In a triangular end-user/agency/worker relationship, it is not ‘incredible’ that the worker may not be an employee of either the end-user or the agency. There will be no contract of employment between the worker and the end-user unless there is a necessary implication of one.
Two recent cases confirm that agency workers need not be the employee of either the employment agency or the end-user. They will normally not be treated as employees at all and thus not have the statutory rights of employees – in particular the right not to be unfairly dismissed.
In Heatherwood & Wrexham Park Hospitals v Kulubowlia and others a worker was told that he would only get employment as a medical equipment maintenance engineer with the local NHS Trust if he applied through an agency. Accordingly he signed a contract with an employment agency that was headed Terms of Engagement of Temporary Workers. He accepted that this contract did not make him an employee of the employment agency. The agency placed him with the NHS Trust. He worked there for over two years. At one point he applied to the Trust for a permanent post but was unsuccessful. Then the Trust ran short of funds and terminated its arrangement with the employment agency.
He claimed unfair dismissal against the Trust and the Employment Tribunal decided that he should be treated as an employee of the Trust and so his claim should be allowed to proceed.
The Trust appealed to the EAT which has now allowed its appeal.
In the EAT’s view, it is not enough for the Tribunal to say that, because the Claimant ‘looked like an employee of the Trust, acted like an employee and was treated like an employee’, the business reality was that he was an employee and a contract of employment must therefore be implied. The circumstances were at least as consistent with there being no contract between the Claimant and the Trust, given that he had an express contract with the employment agency and had in fact applied for a permanent post with the Trust and been rejected.
In another recent case (Astbury v Gist) the Claimant, having originally entered into a temporary worker agreement with an employment agency under a ‘temporary worker agreement’, later entered into a ‘fixed-term agreement’ with the agency which was a contract of employment. When the end-user of his services asked for him to be removed from site, he wanted to claim unfair dismissal against the end-user but the Tribunal, and the EAT, considered that all the documentation showed him to be an employee of the agency. Indeed the temporary worker agreement had expressly stated that the agency had not been authorised to enter into an employment contract on the end-user’s behalf.
Points to note
# In addition to his unfair dismissal claim, the Claimant in Heatherwood also brought a race discrimination claim against the Trust arising out of its failure to appoint him to a permanent post. As the EAT noted, contract workers may bring discrimination claims even though they are prevented from bring unfair dismissal claims because they are not employees.
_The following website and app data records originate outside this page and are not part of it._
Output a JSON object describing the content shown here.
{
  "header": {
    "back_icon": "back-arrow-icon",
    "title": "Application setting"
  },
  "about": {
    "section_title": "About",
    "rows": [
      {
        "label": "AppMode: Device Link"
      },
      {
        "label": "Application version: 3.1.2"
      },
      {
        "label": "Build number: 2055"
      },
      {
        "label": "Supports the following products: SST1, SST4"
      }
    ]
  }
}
# The EAT in Heatherwood was asked to consider the case of Muscat v Cable & Wireless where an implied contract of employment was found to exist between a contract workers and an end-user. The EAT considered that the distinguishing feature of that case was that the Claimant had begun as an employee of the end-user and the Court decided that the arrangement then made for contracting out his services did not alter this continuing state of affairs. End-users should appreciate that the Tribunals are more likely to consider that agency workers must be employees if they have been employees in the past.